In a recent interview, Monday Night Raw superstar Big Show opened up about his current status in WWE as a veteran performer on a part-time schedule, revealing along the way that he does not have any immediate plans to work as a backstage producer for the company once his wrestling career is over.

Speaking to Newsweek in an interview that was published on Tuesday, Big Show discussed multiple topics, initially focusing on how he has been prominently featured in recent episodes of Raw and involved in a feud against fellow veteran Randy Orton. However, he was also asked about the possibility of accepting a role as a producer if and when he decides to call it quits on an in-ring career, much like other retired wrestlers have done in the past.

"No. Being a backstage producer, I may as well put my head under a car and back over it. I wouldn't want the headache that our backstage producers go through," he explained.

Big Show added that he is content with his status as a part-time wrestler, as he no longer has to compete five times a week like the average full-time worker. He pointed out that he gets to do his "best work" as a larger wrestler who could help smaller competitors look good in the ring. This, he said, would involve assisting them with their timing and other fundamentals during the course of a match.

Big Show (L) and Randy Orton (R) face off in the ring on the July 20, 2020, episode of Monday Night Raw.

Talking about the biggest challenges he has while helping younger performers, Big Show admitted that it's often hard to convince them to relax in order to improve the flow of a match.

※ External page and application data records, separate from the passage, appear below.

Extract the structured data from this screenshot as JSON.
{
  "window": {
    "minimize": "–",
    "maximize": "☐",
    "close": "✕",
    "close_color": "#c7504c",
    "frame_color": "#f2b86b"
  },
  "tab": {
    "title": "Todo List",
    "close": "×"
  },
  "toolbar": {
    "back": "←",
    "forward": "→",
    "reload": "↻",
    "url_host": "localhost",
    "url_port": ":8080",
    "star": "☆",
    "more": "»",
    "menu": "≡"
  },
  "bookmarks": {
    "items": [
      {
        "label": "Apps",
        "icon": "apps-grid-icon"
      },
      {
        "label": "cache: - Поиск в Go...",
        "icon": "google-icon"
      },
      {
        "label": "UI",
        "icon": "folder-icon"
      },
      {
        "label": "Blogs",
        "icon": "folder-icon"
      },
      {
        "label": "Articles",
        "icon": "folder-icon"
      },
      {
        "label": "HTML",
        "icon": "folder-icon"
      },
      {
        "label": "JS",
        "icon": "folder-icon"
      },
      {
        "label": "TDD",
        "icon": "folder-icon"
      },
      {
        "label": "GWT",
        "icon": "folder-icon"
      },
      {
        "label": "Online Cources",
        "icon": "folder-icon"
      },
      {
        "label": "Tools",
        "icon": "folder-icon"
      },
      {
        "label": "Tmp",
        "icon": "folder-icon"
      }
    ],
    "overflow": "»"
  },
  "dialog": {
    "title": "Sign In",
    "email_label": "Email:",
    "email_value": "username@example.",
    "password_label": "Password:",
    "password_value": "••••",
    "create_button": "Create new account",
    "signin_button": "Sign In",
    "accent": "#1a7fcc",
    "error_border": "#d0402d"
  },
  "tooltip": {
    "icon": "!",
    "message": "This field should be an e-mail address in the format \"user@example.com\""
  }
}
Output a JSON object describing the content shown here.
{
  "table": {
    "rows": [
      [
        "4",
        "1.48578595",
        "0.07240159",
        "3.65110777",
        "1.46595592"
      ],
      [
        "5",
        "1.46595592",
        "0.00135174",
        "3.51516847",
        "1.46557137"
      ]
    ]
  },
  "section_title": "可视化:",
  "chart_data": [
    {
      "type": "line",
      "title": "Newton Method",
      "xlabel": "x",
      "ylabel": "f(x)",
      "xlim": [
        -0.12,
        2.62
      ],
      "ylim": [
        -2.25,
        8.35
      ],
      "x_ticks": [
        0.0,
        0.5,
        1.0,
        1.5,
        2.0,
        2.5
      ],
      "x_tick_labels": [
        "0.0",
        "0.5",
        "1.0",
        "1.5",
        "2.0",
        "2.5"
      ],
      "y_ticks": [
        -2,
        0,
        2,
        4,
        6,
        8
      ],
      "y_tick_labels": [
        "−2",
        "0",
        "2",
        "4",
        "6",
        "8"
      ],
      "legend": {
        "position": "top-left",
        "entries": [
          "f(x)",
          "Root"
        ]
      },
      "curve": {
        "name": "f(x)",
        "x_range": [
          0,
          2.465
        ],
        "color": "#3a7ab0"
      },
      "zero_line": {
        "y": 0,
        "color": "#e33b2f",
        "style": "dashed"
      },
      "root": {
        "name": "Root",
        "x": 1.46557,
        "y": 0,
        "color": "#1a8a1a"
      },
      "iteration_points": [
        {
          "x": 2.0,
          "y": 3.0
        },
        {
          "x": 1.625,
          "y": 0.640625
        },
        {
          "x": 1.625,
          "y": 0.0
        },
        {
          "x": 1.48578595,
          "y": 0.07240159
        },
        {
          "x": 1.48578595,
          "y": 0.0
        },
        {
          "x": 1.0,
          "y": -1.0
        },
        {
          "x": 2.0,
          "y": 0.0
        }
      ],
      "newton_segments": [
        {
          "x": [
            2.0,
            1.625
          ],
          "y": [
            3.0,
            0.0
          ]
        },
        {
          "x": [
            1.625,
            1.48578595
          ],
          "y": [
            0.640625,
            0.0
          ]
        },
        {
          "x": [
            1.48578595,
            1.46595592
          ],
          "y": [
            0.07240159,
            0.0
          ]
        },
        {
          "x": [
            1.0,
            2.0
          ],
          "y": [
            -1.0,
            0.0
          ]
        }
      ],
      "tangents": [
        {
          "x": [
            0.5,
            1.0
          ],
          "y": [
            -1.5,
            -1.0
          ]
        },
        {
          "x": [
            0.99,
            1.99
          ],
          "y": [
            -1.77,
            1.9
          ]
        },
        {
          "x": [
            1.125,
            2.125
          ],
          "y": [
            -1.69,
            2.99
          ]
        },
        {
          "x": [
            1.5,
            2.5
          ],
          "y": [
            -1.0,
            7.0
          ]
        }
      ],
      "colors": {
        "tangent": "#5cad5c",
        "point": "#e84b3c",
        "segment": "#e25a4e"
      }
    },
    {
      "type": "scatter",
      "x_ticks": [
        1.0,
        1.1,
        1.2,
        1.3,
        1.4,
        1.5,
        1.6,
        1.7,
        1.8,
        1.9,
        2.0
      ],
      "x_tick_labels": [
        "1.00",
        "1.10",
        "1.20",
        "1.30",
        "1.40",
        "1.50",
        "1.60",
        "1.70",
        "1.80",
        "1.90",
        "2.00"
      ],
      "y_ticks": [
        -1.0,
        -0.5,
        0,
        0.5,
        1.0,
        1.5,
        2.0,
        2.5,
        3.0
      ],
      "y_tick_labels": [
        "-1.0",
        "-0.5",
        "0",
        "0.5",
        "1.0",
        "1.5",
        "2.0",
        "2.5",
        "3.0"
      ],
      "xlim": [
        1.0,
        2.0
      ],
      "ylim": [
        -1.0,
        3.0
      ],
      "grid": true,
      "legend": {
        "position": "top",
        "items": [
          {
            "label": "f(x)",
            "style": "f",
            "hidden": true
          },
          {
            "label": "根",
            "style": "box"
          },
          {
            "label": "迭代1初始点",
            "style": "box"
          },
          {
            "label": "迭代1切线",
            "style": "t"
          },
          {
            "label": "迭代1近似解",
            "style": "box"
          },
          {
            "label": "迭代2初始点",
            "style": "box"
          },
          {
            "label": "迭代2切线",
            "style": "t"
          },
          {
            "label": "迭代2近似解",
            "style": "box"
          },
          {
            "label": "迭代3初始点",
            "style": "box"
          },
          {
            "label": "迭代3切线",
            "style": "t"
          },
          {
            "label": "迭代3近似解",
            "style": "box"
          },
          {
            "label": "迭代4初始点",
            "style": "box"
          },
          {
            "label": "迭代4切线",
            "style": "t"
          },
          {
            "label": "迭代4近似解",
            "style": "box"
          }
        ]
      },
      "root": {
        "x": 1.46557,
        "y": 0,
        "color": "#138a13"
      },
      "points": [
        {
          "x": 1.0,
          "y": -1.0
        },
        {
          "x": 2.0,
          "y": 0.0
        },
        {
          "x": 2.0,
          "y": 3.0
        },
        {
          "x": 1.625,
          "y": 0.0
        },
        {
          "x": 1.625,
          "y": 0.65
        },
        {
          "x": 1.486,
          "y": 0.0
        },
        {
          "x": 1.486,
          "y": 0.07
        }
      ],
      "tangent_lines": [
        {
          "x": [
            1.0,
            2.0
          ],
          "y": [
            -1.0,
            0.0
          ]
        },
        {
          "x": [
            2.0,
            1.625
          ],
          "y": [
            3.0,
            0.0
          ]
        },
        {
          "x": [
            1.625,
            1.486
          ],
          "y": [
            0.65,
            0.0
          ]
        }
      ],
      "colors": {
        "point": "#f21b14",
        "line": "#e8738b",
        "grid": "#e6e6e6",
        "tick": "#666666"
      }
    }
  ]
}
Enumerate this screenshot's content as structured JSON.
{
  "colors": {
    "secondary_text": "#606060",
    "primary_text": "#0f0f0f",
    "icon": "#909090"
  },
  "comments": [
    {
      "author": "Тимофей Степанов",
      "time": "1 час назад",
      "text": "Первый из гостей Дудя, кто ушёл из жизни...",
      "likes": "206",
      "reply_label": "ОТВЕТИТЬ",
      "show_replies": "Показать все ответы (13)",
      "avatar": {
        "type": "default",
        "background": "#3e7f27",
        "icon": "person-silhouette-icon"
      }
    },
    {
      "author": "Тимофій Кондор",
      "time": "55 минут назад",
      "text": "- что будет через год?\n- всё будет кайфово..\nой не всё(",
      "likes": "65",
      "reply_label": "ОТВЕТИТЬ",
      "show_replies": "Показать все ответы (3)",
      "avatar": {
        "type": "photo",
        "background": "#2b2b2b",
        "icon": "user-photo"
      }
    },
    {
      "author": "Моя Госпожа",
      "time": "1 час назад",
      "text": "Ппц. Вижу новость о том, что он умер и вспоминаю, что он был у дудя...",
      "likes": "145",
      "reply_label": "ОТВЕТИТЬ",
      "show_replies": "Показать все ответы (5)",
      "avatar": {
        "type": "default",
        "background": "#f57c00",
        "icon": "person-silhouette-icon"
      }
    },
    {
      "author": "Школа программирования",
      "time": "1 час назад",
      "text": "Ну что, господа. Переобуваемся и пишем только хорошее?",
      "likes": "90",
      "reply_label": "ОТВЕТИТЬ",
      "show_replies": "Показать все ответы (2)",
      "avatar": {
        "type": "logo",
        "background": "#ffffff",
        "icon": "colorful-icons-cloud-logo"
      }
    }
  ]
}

He talked about how things have been different since WWE started holding shows without fans at the Performance Center due to the coronavirus pandemic, as this has forced wrestlers to work harder than usual in the absence of a live audience.

Regarding his plans for the next few years, Big Show told Newsweek that he intends to keep wrestling as long as he's physically able to. On the other hand, the 48-year-old acknowledged that the time will eventually come for him to retire, especially because at his age, he no longer can "compete and produce" like he used to.

"Father Time is undefeated, but I'll always respect and love this business and I'm always around to help anyone, whether it's a talent from the Cruiserweights on up, I'm willing to help anybody," he continued. "If the experiences that I've been through can help and make things easier, I'm always willing to give it."